N. P. BANKS,

Major-General.

HARRISBURG, PA.,

September 8, 1862-5.20 p. m. (Received 7.55 p. m.)

Honorable E. M. STANTON,

Secretary of War:

If it be possible to send a brigade of disciplined troops to this point, as a nucleus for an army, it ought to be done immediately, and then concentrate new regiments here until a large army is organized, to stop movements of enemy into Pennsylvania. The people need something to restore confidence, in order to get them to step forward in support of the Government. If no organization is made, they will leave en masse as the enemy approaches. From this point a column could be readily transferred to any other place where their service might be required. Can anything be done to meet this view of the case? Please answer.
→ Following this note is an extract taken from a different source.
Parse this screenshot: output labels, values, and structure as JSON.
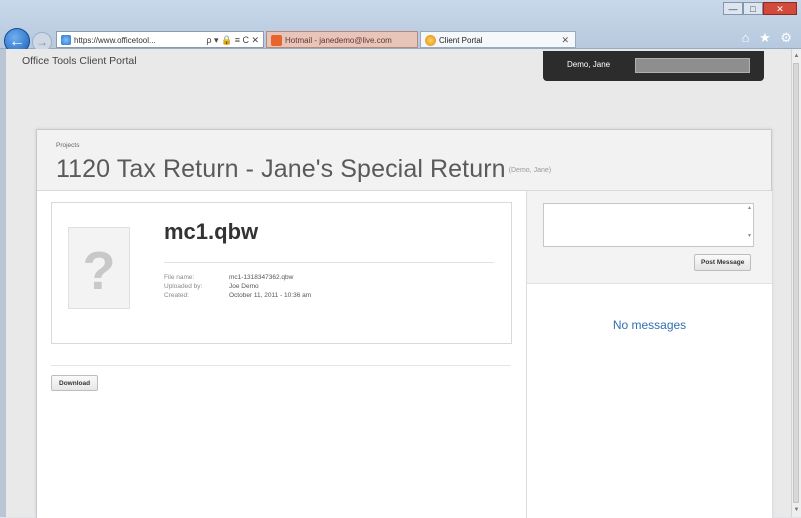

THOMAS A. SCOTT.

BALTIMORE, MD.,

September 8, 1862-10 p. m.

Honorable E. M. STANTON,

Secretary of War:

I have been informed by Mr. Webster, residing in Westminster, that the rebel army is south and east of a line drawn around north of Frederick, and east in the direction of Westminster. He says the rebel army is 75,000 strong. He also says that General Burnside is between the rebel army and Baltimore. The person I sent out last evening